How Runners’ Brains Are Different (and Arguably Better) 

Here, some science-backed incentive to keep you pounding the pavement through the winter. 

It is windy out there today. Like, the kind of windy that makes me wonder if I’d like living in Florida, despite all the signs that it’s … not for me (see: Marco Rubio and gator hunting as a hobby). So I will not judge you for telling me that you’ve already decided to skip your evening run — but I do have some news that might make you change your mind: As the New York Times reports, a new study found that runners brains are better equipped for decision-making, multitasking, concentrating, and more, than the brains of those who are sedentary but otherwise healthy. And who doesn’t want a better brain?

For the study, published in Frontiers in Human Neuroscience, researchers at the University of Arizona looked at the brains of two groups: 11 competitive collegiate male distance runners, and 11 young men who said they hadn’t exercised in the past year. They looked at their brains in an MRI scanner, which measures levels of brain activity, and found that the runners’ brains showed different connections than the brains of the sedentary group.

So, what does this matter? Well, the connections the runners’ brains showed were in areas of the brain needed for higher-level thought, like working memory, multitasking, attention, decision-making, and processing visual and sensory information. As the Times notes, “In essence, the runners seemed to have brains in which certain cognitive skills, including multitasking and concentration, were more finely honed than among the inactive men. Earlier studies in older adults have found that similar connections are associated with improved memory and cognition as people age.” Runners’ brains also had less activity in areas that are related to lack of focus and mind wandering. I will take it!

While the study doesn’t prove that running caused these connections to form (or that these connections wouldn’t be found in the brains of those who favored other endurance sports, like cycling), it does suggest that your running hobby could have a positive impact on the way your brain works. Now, who will be layering up and lacing up their running shoes this afternoon?

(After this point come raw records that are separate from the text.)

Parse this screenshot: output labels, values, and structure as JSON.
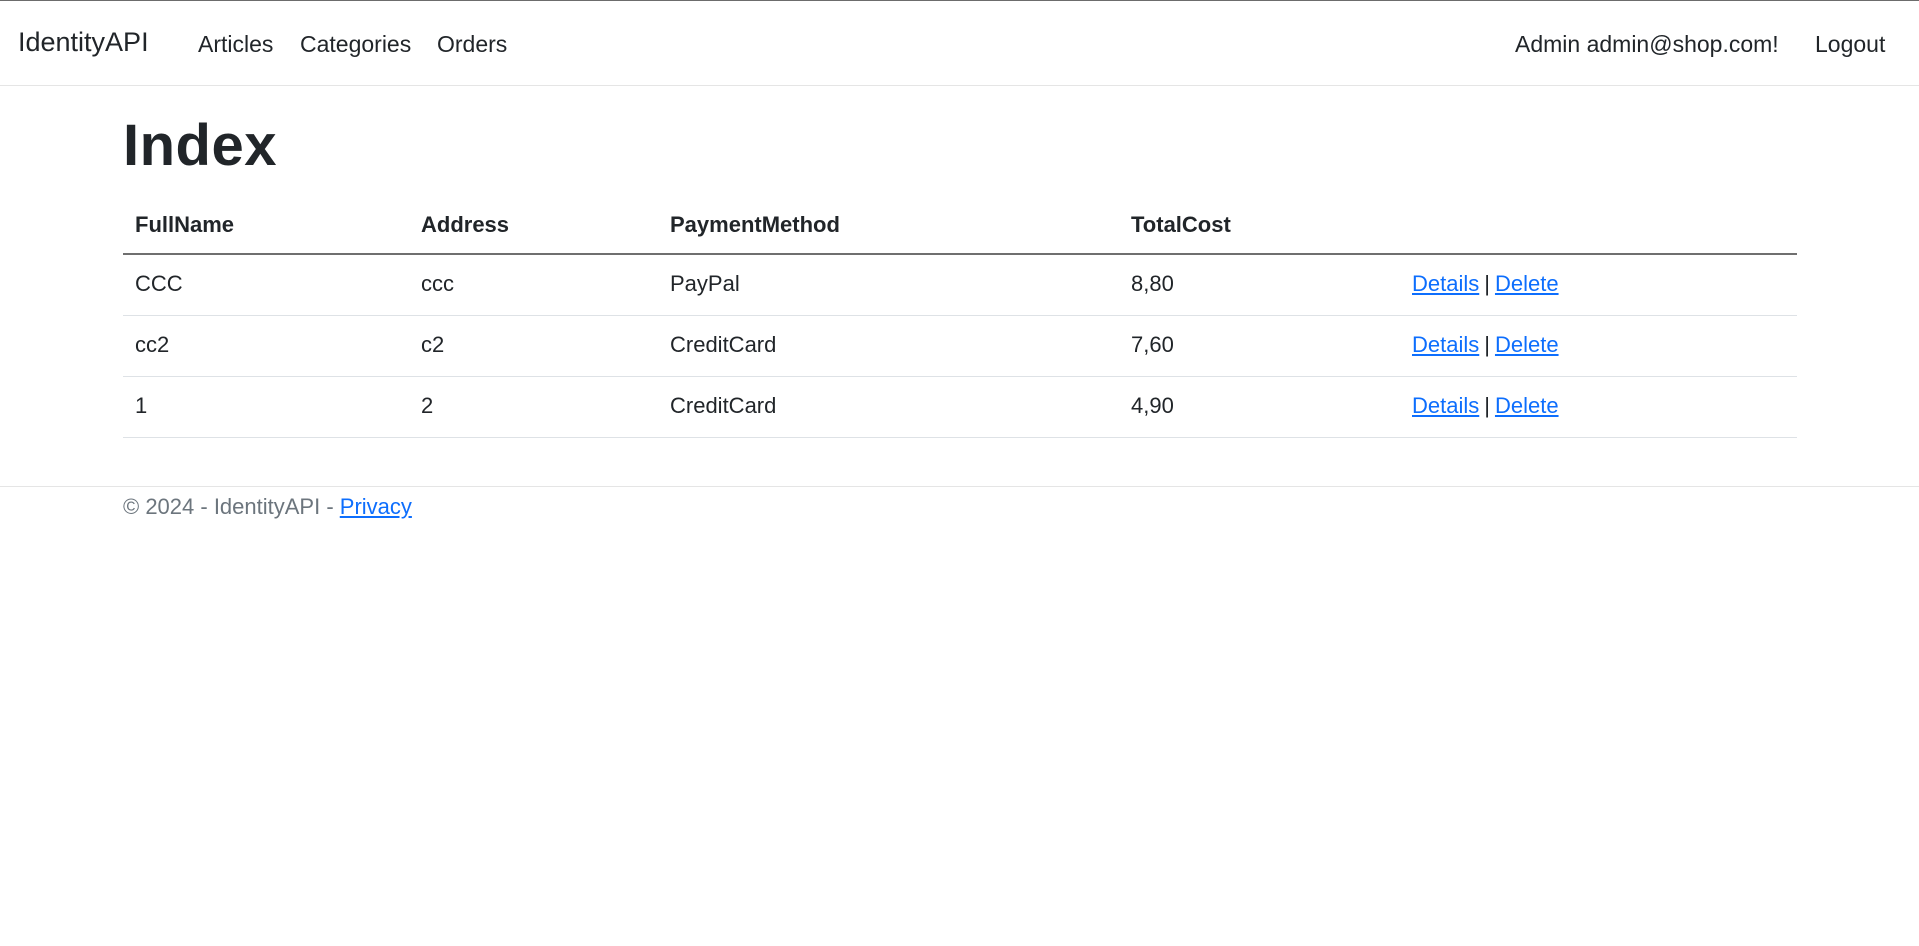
{
  "navbar": {
    "brand": "IdentityAPI",
    "links": [
      "Articles",
      "Categories",
      "Orders"
    ],
    "user_greeting": "Admin admin@shop.com!",
    "logout": "Logout"
  },
  "page": {
    "title": "Index"
  },
  "table": {
    "columns": [
      "FullName",
      "Address",
      "PaymentMethod",
      "TotalCost"
    ],
    "rows": [
      {
        "full_name": "CCC",
        "address": "ccc",
        "payment_method": "PayPal",
        "total_cost": "8,80"
      },
      {
        "full_name": "cc2",
        "address": "c2",
        "payment_method": "CreditCard",
        "total_cost": "7,60"
      },
      {
        "full_name": "1",
        "address": "2",
        "payment_method": "CreditCard",
        "total_cost": "4,90"
      }
    ],
    "action_details": "Details",
    "action_separator": "|",
    "action_delete": "Delete"
  },
  "footer": {
    "text": "© 2024 - IdentityAPI - ",
    "privacy": "Privacy"
  },
  "colors": {
    "link": "#0d6efd",
    "text": "#212529",
    "muted": "#6c757d"
  }
}
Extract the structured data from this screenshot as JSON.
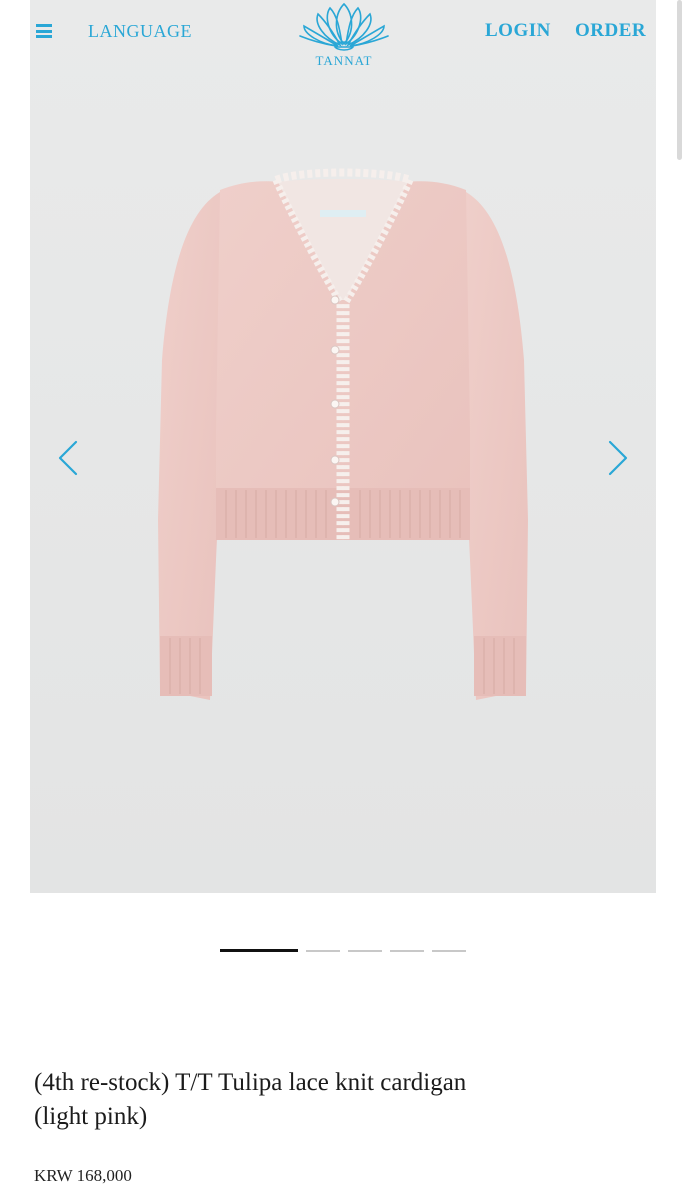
{
  "header": {
    "menu_icon": "hamburger-icon",
    "language_label": "LANGUAGE",
    "brand_name": "TANNAT",
    "login_label": "LOGIN",
    "order_label": "ORDER"
  },
  "gallery": {
    "prev_icon": "chevron-left-icon",
    "next_icon": "chevron-right-icon",
    "image_subject": "light pink lace knit cardigan",
    "slide_count": 5,
    "active_slide": 1
  },
  "product": {
    "title_line1": "(4th re-stock) T/T Tulipa lace knit cardigan",
    "title_line2": "(light pink)",
    "price": "KRW 168,000"
  },
  "colors": {
    "accent": "#2aa7d6",
    "product_pink": "#edc7c2",
    "background_gray": "#e7e8e8"
  }
}
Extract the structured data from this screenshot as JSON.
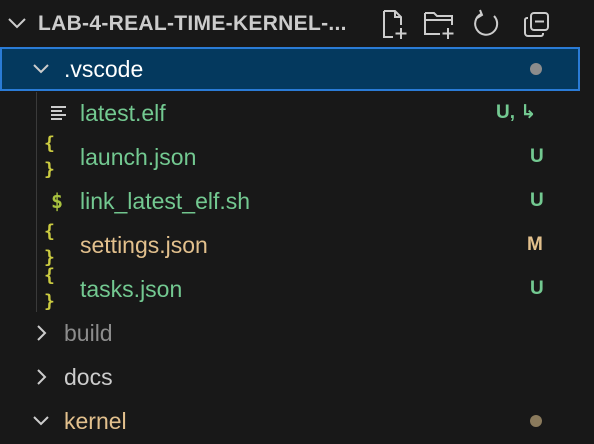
{
  "explorer": {
    "section_title": "LAB-4-REAL-TIME-KERNEL-...",
    "actions": [
      {
        "name": "new-file",
        "icon": "new-file-icon"
      },
      {
        "name": "new-folder",
        "icon": "new-folder-icon"
      },
      {
        "name": "refresh",
        "icon": "refresh-icon"
      },
      {
        "name": "collapse-all",
        "icon": "collapse-all-icon"
      }
    ],
    "tree": [
      {
        "label": ".vscode",
        "type": "folder",
        "expanded": true,
        "selected": true,
        "status_dot_color": "#8c8c8c"
      },
      {
        "label": "latest.elf",
        "type": "file",
        "icon": "lines-icon",
        "badge": "U, ↳",
        "status": "untracked-symlink"
      },
      {
        "label": "launch.json",
        "type": "file",
        "icon": "braces-icon",
        "icon_glyph": "{ }",
        "badge": "U",
        "status": "untracked"
      },
      {
        "label": "link_latest_elf.sh",
        "type": "file",
        "icon": "shell-icon",
        "icon_glyph": "$",
        "badge": "U",
        "status": "untracked"
      },
      {
        "label": "settings.json",
        "type": "file",
        "icon": "braces-icon",
        "icon_glyph": "{ }",
        "badge": "M",
        "status": "modified"
      },
      {
        "label": "tasks.json",
        "type": "file",
        "icon": "braces-icon",
        "icon_glyph": "{ }",
        "badge": "U",
        "status": "untracked"
      },
      {
        "label": "build",
        "type": "folder",
        "expanded": false,
        "status": "ignored"
      },
      {
        "label": "docs",
        "type": "folder",
        "expanded": false
      },
      {
        "label": "kernel",
        "type": "folder",
        "expanded": true,
        "status": "modified",
        "status_dot_color": "#8a7a5c"
      }
    ]
  },
  "colors": {
    "background": "#181818",
    "selected_bg": "#04395e",
    "selected_border": "#2a7bd6",
    "untracked": "#73c991",
    "modified": "#e2c08d",
    "ignored": "#8c8c8c",
    "default_text": "#cccccc",
    "json_icon": "#cbcb41"
  }
}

Like what you’re reading? Stay in touch with Be Well Philly—here’s how: